Task goal - Reproduce the records exactly.

Data records -
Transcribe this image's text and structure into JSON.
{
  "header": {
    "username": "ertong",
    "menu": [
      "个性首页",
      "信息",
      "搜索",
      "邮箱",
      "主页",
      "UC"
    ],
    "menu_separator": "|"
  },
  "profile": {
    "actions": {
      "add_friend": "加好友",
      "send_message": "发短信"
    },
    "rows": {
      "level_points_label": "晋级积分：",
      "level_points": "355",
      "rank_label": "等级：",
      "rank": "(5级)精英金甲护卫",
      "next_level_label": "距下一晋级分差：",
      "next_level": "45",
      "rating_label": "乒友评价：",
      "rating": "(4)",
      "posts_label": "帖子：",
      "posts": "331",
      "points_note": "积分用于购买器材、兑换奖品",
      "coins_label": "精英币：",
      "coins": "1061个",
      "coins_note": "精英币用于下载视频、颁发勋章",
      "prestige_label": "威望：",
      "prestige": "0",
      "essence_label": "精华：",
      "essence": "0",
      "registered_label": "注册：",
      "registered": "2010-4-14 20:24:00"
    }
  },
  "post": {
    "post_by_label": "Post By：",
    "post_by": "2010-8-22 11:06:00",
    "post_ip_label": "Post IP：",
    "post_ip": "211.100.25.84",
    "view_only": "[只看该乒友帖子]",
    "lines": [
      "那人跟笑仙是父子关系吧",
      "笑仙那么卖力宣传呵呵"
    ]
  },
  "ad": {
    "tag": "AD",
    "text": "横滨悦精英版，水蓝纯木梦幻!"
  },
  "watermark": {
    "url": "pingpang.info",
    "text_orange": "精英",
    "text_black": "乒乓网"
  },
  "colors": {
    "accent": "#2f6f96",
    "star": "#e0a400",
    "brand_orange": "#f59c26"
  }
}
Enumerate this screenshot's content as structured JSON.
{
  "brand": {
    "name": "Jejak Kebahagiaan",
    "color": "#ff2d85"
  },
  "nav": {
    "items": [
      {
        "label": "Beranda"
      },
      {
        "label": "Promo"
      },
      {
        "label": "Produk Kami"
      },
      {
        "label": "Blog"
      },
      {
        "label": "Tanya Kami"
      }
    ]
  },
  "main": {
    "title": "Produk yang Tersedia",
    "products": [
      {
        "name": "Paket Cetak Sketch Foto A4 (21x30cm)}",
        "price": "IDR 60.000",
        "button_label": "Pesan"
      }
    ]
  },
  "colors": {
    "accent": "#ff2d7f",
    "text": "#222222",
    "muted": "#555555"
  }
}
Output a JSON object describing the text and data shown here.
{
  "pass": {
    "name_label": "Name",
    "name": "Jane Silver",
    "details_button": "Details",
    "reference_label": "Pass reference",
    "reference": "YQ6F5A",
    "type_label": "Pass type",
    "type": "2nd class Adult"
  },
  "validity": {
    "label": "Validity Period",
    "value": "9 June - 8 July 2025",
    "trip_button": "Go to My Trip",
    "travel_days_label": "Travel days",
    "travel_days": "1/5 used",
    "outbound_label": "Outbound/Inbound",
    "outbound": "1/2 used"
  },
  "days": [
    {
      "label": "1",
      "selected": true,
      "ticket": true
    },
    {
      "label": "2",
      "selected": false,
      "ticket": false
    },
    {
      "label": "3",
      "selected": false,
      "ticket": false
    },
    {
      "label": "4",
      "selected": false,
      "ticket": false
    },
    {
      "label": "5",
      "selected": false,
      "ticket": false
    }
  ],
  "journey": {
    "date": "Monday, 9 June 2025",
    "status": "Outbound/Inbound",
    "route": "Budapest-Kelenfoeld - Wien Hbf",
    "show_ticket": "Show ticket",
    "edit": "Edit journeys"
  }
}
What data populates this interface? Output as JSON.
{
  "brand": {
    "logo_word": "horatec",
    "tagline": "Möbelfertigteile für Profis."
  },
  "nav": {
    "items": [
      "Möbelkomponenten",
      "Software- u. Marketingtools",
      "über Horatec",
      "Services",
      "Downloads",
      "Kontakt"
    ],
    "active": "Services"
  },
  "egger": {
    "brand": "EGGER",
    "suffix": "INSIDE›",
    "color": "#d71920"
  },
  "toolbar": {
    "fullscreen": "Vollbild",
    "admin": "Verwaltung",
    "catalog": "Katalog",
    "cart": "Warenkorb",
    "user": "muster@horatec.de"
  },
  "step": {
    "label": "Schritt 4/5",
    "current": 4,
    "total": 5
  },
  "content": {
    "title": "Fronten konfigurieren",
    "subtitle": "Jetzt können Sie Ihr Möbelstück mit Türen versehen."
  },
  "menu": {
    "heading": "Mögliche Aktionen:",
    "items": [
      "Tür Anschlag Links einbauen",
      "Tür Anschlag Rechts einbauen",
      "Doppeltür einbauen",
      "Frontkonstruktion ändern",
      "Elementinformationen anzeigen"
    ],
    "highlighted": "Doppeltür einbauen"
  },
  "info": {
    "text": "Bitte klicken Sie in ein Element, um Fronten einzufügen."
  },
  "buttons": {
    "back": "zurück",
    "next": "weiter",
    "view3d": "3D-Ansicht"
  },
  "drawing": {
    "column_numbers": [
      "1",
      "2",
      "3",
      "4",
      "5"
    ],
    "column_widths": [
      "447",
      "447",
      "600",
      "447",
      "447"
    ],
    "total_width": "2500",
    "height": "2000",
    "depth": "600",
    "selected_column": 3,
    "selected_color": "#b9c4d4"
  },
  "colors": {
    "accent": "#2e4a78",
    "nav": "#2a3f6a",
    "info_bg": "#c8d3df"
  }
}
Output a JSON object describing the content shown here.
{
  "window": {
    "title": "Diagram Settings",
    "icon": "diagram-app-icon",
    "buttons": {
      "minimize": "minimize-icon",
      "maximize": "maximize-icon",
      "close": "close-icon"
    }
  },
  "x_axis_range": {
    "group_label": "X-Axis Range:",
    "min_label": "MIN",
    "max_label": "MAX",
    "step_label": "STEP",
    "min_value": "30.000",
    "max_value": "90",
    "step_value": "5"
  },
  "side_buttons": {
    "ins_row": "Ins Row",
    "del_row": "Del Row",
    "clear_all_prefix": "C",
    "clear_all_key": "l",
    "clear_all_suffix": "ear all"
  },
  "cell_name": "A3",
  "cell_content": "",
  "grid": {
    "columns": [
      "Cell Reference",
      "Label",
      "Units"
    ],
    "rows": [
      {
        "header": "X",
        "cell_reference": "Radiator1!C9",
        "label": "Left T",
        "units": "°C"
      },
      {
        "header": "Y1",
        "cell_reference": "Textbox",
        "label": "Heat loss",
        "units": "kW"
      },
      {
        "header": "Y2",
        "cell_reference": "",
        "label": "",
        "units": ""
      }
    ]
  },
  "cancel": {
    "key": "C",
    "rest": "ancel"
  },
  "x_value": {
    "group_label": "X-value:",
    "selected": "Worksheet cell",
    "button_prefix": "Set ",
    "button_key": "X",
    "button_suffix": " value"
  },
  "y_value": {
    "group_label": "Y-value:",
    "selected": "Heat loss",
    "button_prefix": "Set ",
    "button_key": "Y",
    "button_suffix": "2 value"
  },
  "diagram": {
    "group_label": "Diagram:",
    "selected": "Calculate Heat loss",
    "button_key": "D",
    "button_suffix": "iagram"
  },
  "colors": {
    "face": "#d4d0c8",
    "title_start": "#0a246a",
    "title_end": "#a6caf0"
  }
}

Reply to the task -
Transcribe this image's text and structure into JSON.
{
  "header": {
    "username": "ertong",
    "menu": [
      "个性首页",
      "信息",
      "搜索",
      "邮箱",
      "主页",
      "UC"
    ],
    "menu_separator": "|"
  },
  "profile": {
    "actions": {
      "add_friend": "加好友",
      "send_message": "发短信"
    },
    "rows": {
      "level_points_label": "晋级积分：",
      "level_points": "355",
      "rank_label": "等级：",
      "rank": "(5级)精英金甲护卫",
      "next_level_label": "距下一晋级分差：",
      "next_level": "45",
      "rating_label": "乒友评价：",
      "rating": "(4)",
      "posts_label": "帖子：",
      "posts": "331",
      "points_note": "积分用于购买器材、兑换奖品",
      "coins_label": "精英币：",
      "coins": "1061个",
      "coins_note": "精英币用于下载视频、颁发勋章",
      "prestige_label": "威望：",
      "prestige": "0",
      "essence_label": "精华：",
      "essence": "0",
      "registered_label": "注册：",
      "registered": "2010-4-14 20:24:00"
    }
  },
  "post": {
    "post_by_label": "Post By：",
    "post_by": "2010-8-22 11:06:00",
    "post_ip_label": "Post IP：",
    "post_ip": "211.100.25.84",
    "view_only": "[只看该乒友帖子]",
    "lines": [
      "那人跟笑仙是父子关系吧",
      "笑仙那么卖力宣传呵呵"
    ]
  },
  "ad": {
    "tag": "AD",
    "text": "横滨悦精英版，水蓝纯木梦幻!"
  },
  "watermark": {
    "url": "pingpang.info",
    "text_orange": "精英",
    "text_black": "乒乓网"
  },
  "colors": {
    "accent": "#2f6f96",
    "star": "#e0a400",
    "brand_orange": "#f59c26"
  }
}
Enumerate this screenshot's content as structured JSON.
{
  "brand": {
    "name": "Jejak Kebahagiaan",
    "color": "#ff2d85"
  },
  "nav": {
    "items": [
      {
        "label": "Beranda"
      },
      {
        "label": "Promo"
      },
      {
        "label": "Produk Kami"
      },
      {
        "label": "Blog"
      },
      {
        "label": "Tanya Kami"
      }
    ]
  },
  "main": {
    "title": "Produk yang Tersedia",
    "products": [
      {
        "name": "Paket Cetak Sketch Foto A4 (21x30cm)}",
        "price": "IDR 60.000",
        "button_label": "Pesan"
      }
    ]
  },
  "colors": {
    "accent": "#ff2d7f",
    "text": "#222222",
    "muted": "#555555"
  }
}
Output a JSON object describing the text and data shown here.
{
  "pass": {
    "name_label": "Name",
    "name": "Jane Silver",
    "details_button": "Details",
    "reference_label": "Pass reference",
    "reference": "YQ6F5A",
    "type_label": "Pass type",
    "type": "2nd class Adult"
  },
  "validity": {
    "label": "Validity Period",
    "value": "9 June - 8 July 2025",
    "trip_button": "Go to My Trip",
    "travel_days_label": "Travel days",
    "travel_days": "1/5 used",
    "outbound_label": "Outbound/Inbound",
    "outbound": "1/2 used"
  },
  "days": [
    {
      "label": "1",
      "selected": true,
      "ticket": true
    },
    {
      "label": "2",
      "selected": false,
      "ticket": false
    },
    {
      "label": "3",
      "selected": false,
      "ticket": false
    },
    {
      "label": "4",
      "selected": false,
      "ticket": false
    },
    {
      "label": "5",
      "selected": false,
      "ticket": false
    }
  ],
  "journey": {
    "date": "Monday, 9 June 2025",
    "status": "Outbound/Inbound",
    "route": "Budapest-Kelenfoeld - Wien Hbf",
    "show_ticket": "Show ticket",
    "edit": "Edit journeys"
  }
}
What data populates this interface? Output as JSON.
{
  "brand": {
    "logo_word": "horatec",
    "tagline": "Möbelfertigteile für Profis."
  },
  "nav": {
    "items": [
      "Möbelkomponenten",
      "Software- u. Marketingtools",
      "über Horatec",
      "Services",
      "Downloads",
      "Kontakt"
    ],
    "active": "Services"
  },
  "egger": {
    "brand": "EGGER",
    "suffix": "INSIDE›",
    "color": "#d71920"
  },
  "toolbar": {
    "fullscreen": "Vollbild",
    "admin": "Verwaltung",
    "catalog": "Katalog",
    "cart": "Warenkorb",
    "user": "muster@horatec.de"
  },
  "step": {
    "label": "Schritt 4/5",
    "current": 4,
    "total": 5
  },
  "content": {
    "title": "Fronten konfigurieren",
    "subtitle": "Jetzt können Sie Ihr Möbelstück mit Türen versehen."
  },
  "menu": {
    "heading": "Mögliche Aktionen:",
    "items": [
      "Tür Anschlag Links einbauen",
      "Tür Anschlag Rechts einbauen",
      "Doppeltür einbauen",
      "Frontkonstruktion ändern",
      "Elementinformationen anzeigen"
    ],
    "highlighted": "Doppeltür einbauen"
  },
  "info": {
    "text": "Bitte klicken Sie in ein Element, um Fronten einzufügen."
  },
  "buttons": {
    "back": "zurück",
    "next": "weiter",
    "view3d": "3D-Ansicht"
  },
  "drawing": {
    "column_numbers": [
      "1",
      "2",
      "3",
      "4",
      "5"
    ],
    "column_widths": [
      "447",
      "447",
      "600",
      "447",
      "447"
    ],
    "total_width": "2500",
    "height": "2000",
    "depth": "600",
    "selected_column": 3,
    "selected_color": "#b9c4d4"
  },
  "colors": {
    "accent": "#2e4a78",
    "nav": "#2a3f6a",
    "info_bg": "#c8d3df"
  }
}
Output a JSON object describing the content shown here.
{
  "window": {
    "title": "Diagram Settings",
    "icon": "diagram-app-icon",
    "buttons": {
      "minimize": "minimize-icon",
      "maximize": "maximize-icon",
      "close": "close-icon"
    }
  },
  "x_axis_range": {
    "group_label": "X-Axis Range:",
    "min_label": "MIN",
    "max_label": "MAX",
    "step_label": "STEP",
    "min_value": "30.000",
    "max_value": "90",
    "step_value": "5"
  },
  "side_buttons": {
    "ins_row": "Ins Row",
    "del_row": "Del Row",
    "clear_all_prefix": "C",
    "clear_all_key": "l",
    "clear_all_suffix": "ear all"
  },
  "cell_name": "A3",
  "cell_content": "",
  "grid": {
    "columns": [
      "Cell Reference",
      "Label",
      "Units"
    ],
    "rows": [
      {
        "header": "X",
        "cell_reference": "Radiator1!C9",
        "label": "Left T",
        "units": "°C"
      },
      {
        "header": "Y1",
        "cell_reference": "Textbox",
        "label": "Heat loss",
        "units": "kW"
      },
      {
        "header": "Y2",
        "cell_reference": "",
        "label": "",
        "units": ""
      }
    ]
  },
  "cancel": {
    "key": "C",
    "rest": "ancel"
  },
  "x_value": {
    "group_label": "X-value:",
    "selected": "Worksheet cell",
    "button_prefix": "Set ",
    "button_key": "X",
    "button_suffix": " value"
  },
  "y_value": {
    "group_label": "Y-value:",
    "selected": "Heat loss",
    "button_prefix": "Set ",
    "button_key": "Y",
    "button_suffix": "2 value"
  },
  "diagram": {
    "group_label": "Diagram:",
    "selected": "Calculate Heat loss",
    "button_key": "D",
    "button_suffix": "iagram"
  },
  "colors": {
    "face": "#d4d0c8",
    "title_start": "#0a246a",
    "title_end": "#a6caf0"
  }
}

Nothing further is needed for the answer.